But sometimes, just sometimes, it all becomes too much. Sometimes, my senses become so engaged, so saturated with information that my brain simply can not keep up to the information and it completely overcomes me.

When this happens, I have a hard time making decisions. I have a hard time controlling my emotions. I have a hard time controlling my body. And I have a hard time keeping a grasp on what is happening around me.

Sometimes, I melt down. This happens in my mind, not in my heart. But that distinction is one that can be very hard to see from the outside looking in.

When I am melting down, I am not able to be a good parent to you. I am not able to be a good parent to Sam. I am not able to be a good wife to your daddy, or a good friend or a good daughter or a good sister.
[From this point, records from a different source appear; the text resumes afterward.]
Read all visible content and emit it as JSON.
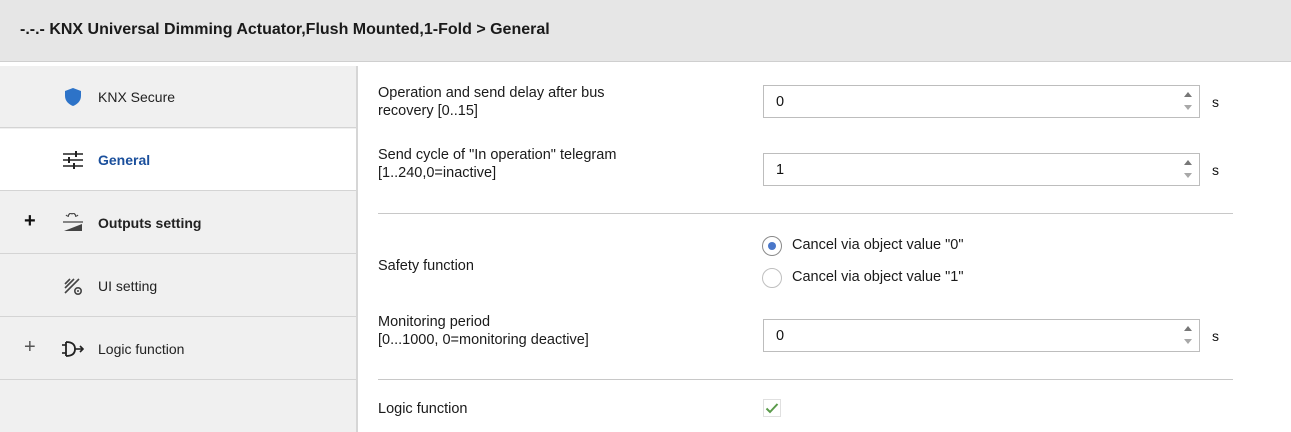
{
  "window": {
    "title": "-.-.- KNX Universal Dimming Actuator,Flush Mounted,1-Fold > General"
  },
  "sidebar": {
    "items": [
      {
        "label": "KNX Secure",
        "icon": "shield-icon",
        "expand": ""
      },
      {
        "label": "General",
        "icon": "sliders-icon",
        "expand": "",
        "active": true
      },
      {
        "label": "Outputs setting",
        "icon": "dimmer-lamp-icon",
        "expand": "+"
      },
      {
        "label": "UI setting",
        "icon": "ui-tools-icon",
        "expand": ""
      },
      {
        "label": "Logic function",
        "icon": "logic-gate-icon",
        "expand": "+"
      }
    ]
  },
  "main": {
    "params": {
      "bus_delay": {
        "label_line1": "Operation and send delay after bus",
        "label_line2": "recovery [0..15]",
        "value": "0",
        "unit": "s"
      },
      "send_cycle": {
        "label_line1": "Send cycle of  \"In operation\" telegram",
        "label_line2": "[1..240,0=inactive]",
        "value": "1",
        "unit": "s"
      },
      "safety": {
        "label": "Safety function",
        "options": [
          {
            "label": "Cancel via object value \"0\"",
            "selected": true
          },
          {
            "label": "Cancel via object value \"1\"",
            "selected": false
          }
        ]
      },
      "monitoring": {
        "label_line1": "Monitoring period",
        "label_line2": "[0...1000, 0=monitoring deactive]",
        "value": "0",
        "unit": "s"
      },
      "logic": {
        "label": "Logic function",
        "checked": true
      }
    }
  },
  "colors": {
    "accent": "#1a4f9c",
    "radio_dot": "#4a77c9",
    "check": "#5a9a4a",
    "shield": "#2d73c8"
  }
}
When I am in meltdown, the only thing I can focus on is getting myself through it.

And that, my darling daughter, is why you are with your daddy right now.
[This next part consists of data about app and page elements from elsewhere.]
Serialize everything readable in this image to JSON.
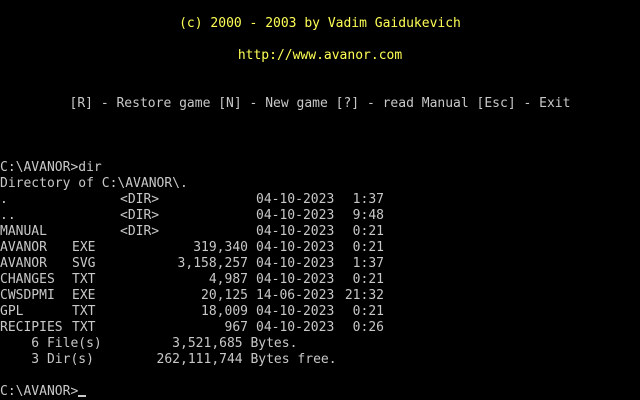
{
  "header": {
    "copyright": "(c) 2000 - 2003 by Vadim Gaidukevich",
    "url": "http://www.avanor.com",
    "menu": {
      "restore_key": "[R]",
      "restore_label": " - Restore game ",
      "new_key": "[N]",
      "new_label": " - New game ",
      "manual_key": "[?]",
      "manual_label": " - read Manual ",
      "exit_key": "[Esc]",
      "exit_label": " - Exit"
    }
  },
  "console": {
    "prompt_command": "C:\\AVANOR>dir",
    "directory_line": "Directory of C:\\AVANOR\\.",
    "entries": [
      {
        "name": ".",
        "ext": "",
        "size": "<DIR>",
        "date": "04-10-2023",
        "time": " 1:37"
      },
      {
        "name": "..",
        "ext": "",
        "size": "<DIR>",
        "date": "04-10-2023",
        "time": " 9:48"
      },
      {
        "name": "MANUAL",
        "ext": "",
        "size": "<DIR>",
        "date": "04-10-2023",
        "time": " 0:21"
      },
      {
        "name": "AVANOR",
        "ext": "EXE",
        "size": "319,340",
        "date": "04-10-2023",
        "time": " 0:21"
      },
      {
        "name": "AVANOR",
        "ext": "SVG",
        "size": "3,158,257",
        "date": "04-10-2023",
        "time": " 1:37"
      },
      {
        "name": "CHANGES",
        "ext": "TXT",
        "size": "4,987",
        "date": "04-10-2023",
        "time": " 0:21"
      },
      {
        "name": "CWSDPMI",
        "ext": "EXE",
        "size": "20,125",
        "date": "14-06-2023",
        "time": "21:32"
      },
      {
        "name": "GPL",
        "ext": "TXT",
        "size": "18,009",
        "date": "04-10-2023",
        "time": " 0:21"
      },
      {
        "name": "RECIPIES",
        "ext": "TXT",
        "size": "967",
        "date": "04-10-2023",
        "time": " 0:26"
      }
    ],
    "summary_files": "    6 File(s)         3,521,685 Bytes.",
    "summary_dirs": "    3 Dir(s)        262,111,744 Bytes free.",
    "current_prompt": "C:\\AVANOR>"
  }
}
Parenting is an intense experience. It is one that requires your full attention- physically, mentally and emotionally.

Parenting a child who is in a state of crisis- whether this be because of illness, injury, emotional need, or otherwise- is even more intense. It requires a state of parental engagement and alertness that exceeds the every day, as well as a resilience and fortitude to stay strong during the emotionally difficult moments.
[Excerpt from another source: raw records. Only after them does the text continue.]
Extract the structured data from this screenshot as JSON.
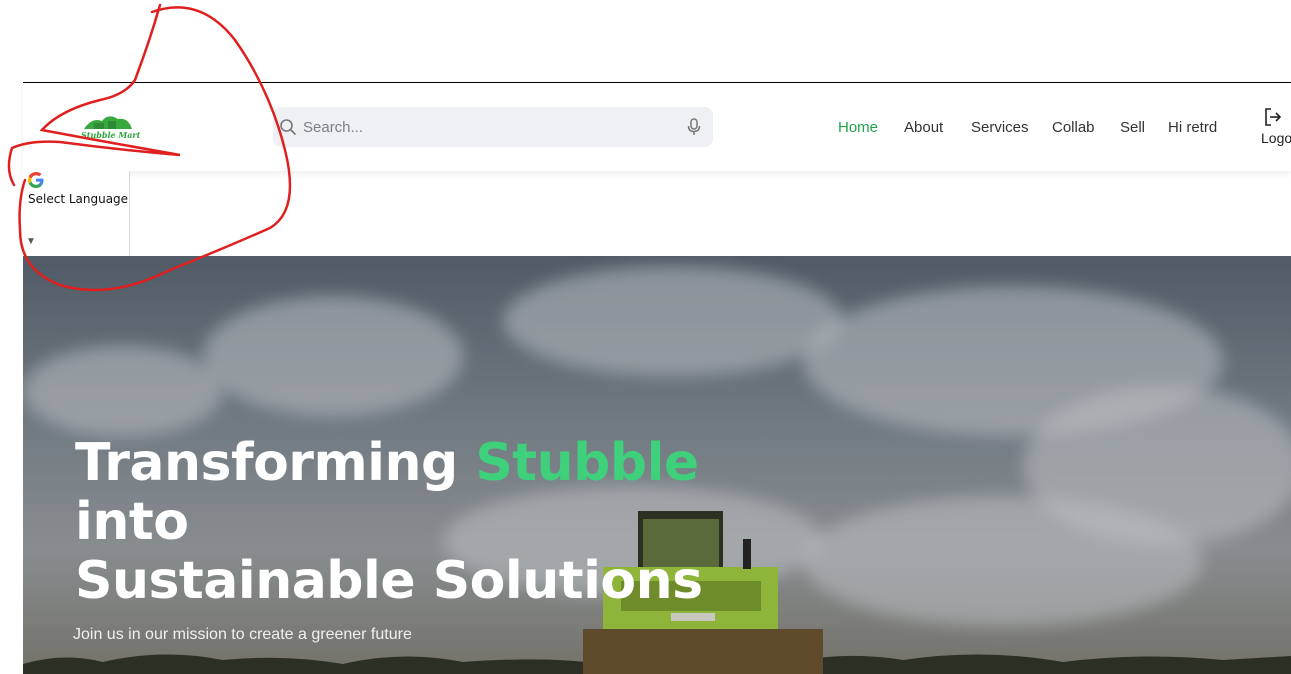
{
  "header": {
    "logo_text": "Stubble Mart",
    "search": {
      "placeholder": "Search..."
    },
    "nav": [
      {
        "label": "Home",
        "active": true
      },
      {
        "label": "About"
      },
      {
        "label": "Services"
      },
      {
        "label": "Collab"
      },
      {
        "label": "Sell"
      },
      {
        "label": "Hi retrd"
      }
    ],
    "logout_label": "Logout"
  },
  "language": {
    "label": "Select Language"
  },
  "hero": {
    "title_part1": "Transforming ",
    "title_accent": "Stubble",
    "title_line2": "into",
    "title_line3": "Sustainable Solutions",
    "subtitle": "Join us in our mission to create a greener future"
  },
  "colors": {
    "accent": "#22a24a",
    "hero_accent": "#3ed07a",
    "annotation": "#e01f1f"
  },
  "icons": [
    "search-icon",
    "microphone-icon",
    "logout-icon",
    "google-icon",
    "caret-down-icon"
  ]
}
Most of the time, I am able to be that parent to you. Most of the time, I am able to navigate that intensity, and live up to my responsibilities in caring for you.

But tonight- probably due to the fact that I am also sick, or the fact that it has now been three days of almost incessant screaming, or maybe just because the temperature is changing and my body feels the snow crystals starting to form in the sky above us- tonight, I just can’t.

Tonight, I felt my body start to shake. I felt my eyes start to blur. I could smell the anxiety in the room, and the entire room started to spin.

Tonight, I knew that my brain was about to get the better of me. I knew that I was minutes away from a meltdown.

And I knew that you deserved…that you needed…me to step away.  I knew that, even though you would not understand it in the moment, the safest and healthiest thing I could do for you would be to acknowledge my own needs and recognize my own limitations.

The best thing I could do tonight was hand you over to your loving daddy’s arms and walk away.

Sometimes, the greatest gift that we can give to another person is the self-awareness to know when we have exceeded our capacity to give. Sometimes, acknowledging weakness is the most courageous choice you can make.

Since I have started writing this, you and your daddy have come home. You are now in your room, and I can hear you breathing over your monitor. You are sleeping (for now, at least) and you are safe.  My heart is exploding with love for you, and I know that I won’t be able to resist creeping into your room later to kiss your cheeks and whisper that I love you.

And as I listen to your rhythmic patterns, I feel a sense of renewed resolve and commitment. Tonight hurt your feelings. Tonight hurt my feelings too.

But our sadness and hurt feelings will heal with the understanding that some decisions in life are painful, even when they are right. 

Tonight, as I pull myself back from the dark abyss that is my mind in meltdown, I know that I can say with an increased sense of confidence that #iamnotkellistapleton.

I choose humility and self-acceptance in the face of my disabilities.

In the face of my own mental health struggles, I choose self-awareness.

In the battle between my needs and yours, I made sure your needs were safely addressed before dealing with my own.

In the midst of a crisis, I remembered that I am the adult and that you are the child.

And that no matter what, my responsibility is to love you unconditionally and care for your needs above my own.

And, no matter how hard it gets, no matter how overwhelmed I feel, no matter how little more I think I can can take…never would I dream of hurting you.

Tonight, my first thought was of how to get you the best care I possibly could.

And I believe that I did that.

I love you unconditionally. And I am so sorry you are sick.